Foreign Language educator María Zita Salazar discusses her experience teaching Spanish language in the Caribbean and the way language education has evolved over the years. With the new Oxford Learner’s Spanish Dictionary for the Caribbean, María sees a transformation in teaching and learning both in and outside the classroom.
Without a doubt, teaching secondary level Spanish in the Caribbean at is one of the most rewarding, enriching, and thought-provoking feats as an educator. It thrives on the essence of vocation, dedication, and reflexivity.
When delving into the present of Covid 19, the Caribbean and specifically Trinidadian foreign language educators have been challenged to rise to the occasion to not only inculcate a passion, spark, and interest in learners, but also a sense of independence that promotes the idea of holistic and autonomous learning.
In the epoch prior to the internet and social media, dictionaries and physical textbooks were the tools that were deemed “sacred” amongst us language aficionados who appreciated the idea of self-governing language acquisition outside the classroom. Those were the tools that took us to the next level; that drove our thirst for knowledge; that gave us the edge over our classmates and that helped us to reinforce what was taught in class as a lesson extension.
The reliance on social media and the internet for knowledge today is a reality that many educators accept and adapt to when in the classroom. Because of this, investigation may be present but deductions and critical thinking, although not totally lost, may need some tweaking. Hence, the Oxford Learner’s Spanish Dictionary for the Caribbean has come to save the day to assist not just our learners but us, the educators by extension.
It has always been a paradoxical philosophy held dear to my heart that a teacher is and always will be a permanent student. As an educator, a profound willingness to learn each nuance and idiosyncrasy of one’s students to cater to their academic needs should always be a top priority. This dictionary is not just for those preparing for the CSEC examinations, but also for those who are now starting to rev up their Spanish language engines. Teachers can utilize this educational tool to promote investigation, independent learning, and to emphasize and recognize the importance of igniting one’s cognitive learning during the Spanish as a second language acquisition process.

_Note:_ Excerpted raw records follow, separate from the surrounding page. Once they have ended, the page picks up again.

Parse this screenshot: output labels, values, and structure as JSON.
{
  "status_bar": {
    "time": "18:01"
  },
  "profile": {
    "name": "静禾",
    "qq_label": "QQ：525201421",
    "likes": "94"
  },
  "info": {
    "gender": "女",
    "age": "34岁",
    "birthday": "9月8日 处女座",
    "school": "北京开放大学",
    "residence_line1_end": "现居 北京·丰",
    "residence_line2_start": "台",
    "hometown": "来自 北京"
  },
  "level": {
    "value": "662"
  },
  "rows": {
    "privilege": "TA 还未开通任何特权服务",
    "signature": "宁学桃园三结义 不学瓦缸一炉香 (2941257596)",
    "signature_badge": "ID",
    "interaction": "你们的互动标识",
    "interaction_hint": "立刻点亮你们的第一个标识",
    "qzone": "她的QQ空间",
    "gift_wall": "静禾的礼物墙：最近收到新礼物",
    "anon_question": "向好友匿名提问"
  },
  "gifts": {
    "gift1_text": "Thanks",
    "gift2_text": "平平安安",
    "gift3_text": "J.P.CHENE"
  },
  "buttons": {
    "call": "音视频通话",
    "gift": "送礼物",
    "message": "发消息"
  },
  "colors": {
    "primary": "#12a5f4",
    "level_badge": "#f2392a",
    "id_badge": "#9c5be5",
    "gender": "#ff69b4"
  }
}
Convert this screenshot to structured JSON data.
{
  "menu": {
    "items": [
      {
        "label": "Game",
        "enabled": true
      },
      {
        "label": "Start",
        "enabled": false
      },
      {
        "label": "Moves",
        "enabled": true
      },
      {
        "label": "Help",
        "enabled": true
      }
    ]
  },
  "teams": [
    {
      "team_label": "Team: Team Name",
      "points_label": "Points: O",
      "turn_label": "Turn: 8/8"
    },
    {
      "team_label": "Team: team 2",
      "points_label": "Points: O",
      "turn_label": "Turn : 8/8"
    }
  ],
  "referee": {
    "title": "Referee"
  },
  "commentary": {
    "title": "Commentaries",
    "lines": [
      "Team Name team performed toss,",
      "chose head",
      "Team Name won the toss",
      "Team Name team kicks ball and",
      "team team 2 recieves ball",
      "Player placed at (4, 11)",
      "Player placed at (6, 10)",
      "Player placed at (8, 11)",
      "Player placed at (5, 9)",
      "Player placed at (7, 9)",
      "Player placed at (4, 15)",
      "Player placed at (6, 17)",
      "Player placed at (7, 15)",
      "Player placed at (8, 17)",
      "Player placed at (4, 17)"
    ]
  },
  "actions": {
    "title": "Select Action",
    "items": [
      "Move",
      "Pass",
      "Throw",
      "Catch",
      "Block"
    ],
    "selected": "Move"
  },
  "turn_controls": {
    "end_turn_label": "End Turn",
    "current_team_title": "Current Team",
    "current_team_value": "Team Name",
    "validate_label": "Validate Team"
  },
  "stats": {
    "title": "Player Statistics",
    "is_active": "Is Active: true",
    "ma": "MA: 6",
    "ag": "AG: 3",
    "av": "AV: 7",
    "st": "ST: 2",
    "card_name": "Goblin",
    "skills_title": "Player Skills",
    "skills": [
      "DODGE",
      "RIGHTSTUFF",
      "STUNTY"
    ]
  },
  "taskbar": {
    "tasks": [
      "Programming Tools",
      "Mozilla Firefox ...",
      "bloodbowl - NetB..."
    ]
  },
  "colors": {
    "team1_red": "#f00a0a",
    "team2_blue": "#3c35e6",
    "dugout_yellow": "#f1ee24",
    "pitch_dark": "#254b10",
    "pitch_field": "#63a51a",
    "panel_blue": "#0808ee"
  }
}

As a secondary level Spanish language educator at Trinity College East in Trinidad, I hold the perspective that any type of resource, once valid and credible, can enrich the academic journeys of my foreign language learners. However, as not every learner may not fit into a one-dimensional box, learning and education can be defined a multifaceted entity that flourishes when the inculcator of knowledge understands that not every student learns the same.
With this dictionary, learners can dive into deep waters of the Spanish language as they find not just meanings, but local and cultural content that provokes the stimulation of the visual, auditory and kinaesthetic cognitive learning styles that are crucial for students to discover on their language-learning journey. Learners must decipher in their second language acquisition trajectory which style works for them and appreciate the splendours and flexibility of multidimensional methods of learning.
In essence, while reading the cultural titbits in the Oxford Learner’s Spanish Dictionary for the Caribbean, the learner is encouraged to envision foreign realities and make connections to his local ones. This resurrects the lost critical thinker and births a learner who is encouraged to learn Spanish through not merely a semantic or pragmatic filter but through coating the vocabulary and grammatical boxes with splashes of culture and history that allows for an all-inclusive learning experience.
The pupil, through flipping through the pages and relishing in the beauty of the Spanish to English duality, does not merely stimulate tactile senses but also touches the prize of knowledge that opens their eyes to another world. A world that is rich in diversity and accessibility, making the dictionary user-friendly and effective.
Essentially, reviving the thirst for knowledge from Spanish language learners in Trinidad at the secondary level has undoubtedly been a challenge, due to the heavy influence of the internet and the incursion of a global pandemic. However, for those educators who do what they do with vocation and passion, do you all truly believe that there is hope for the revival of the critical thinker and the learner who appreciates and understands the importance of autonomous learning? I honestly and firmly believe that there is.
By María Zita Salazar
María is a foreign language educator with a tremendous passion for Hispanic culture, literature and history whose area of expertise lies within the sphere of secondary and tertiary level Spanish language acquisition. María has a BA in Spanish and a BA in Latin American Studies, in addition to having spent time in Zaragoza, Spain where she studied Hispanic Philology. She has been teaching for almost 8 years and spent 6 years in Colombia teaching English as a second language in addition to Portuguese.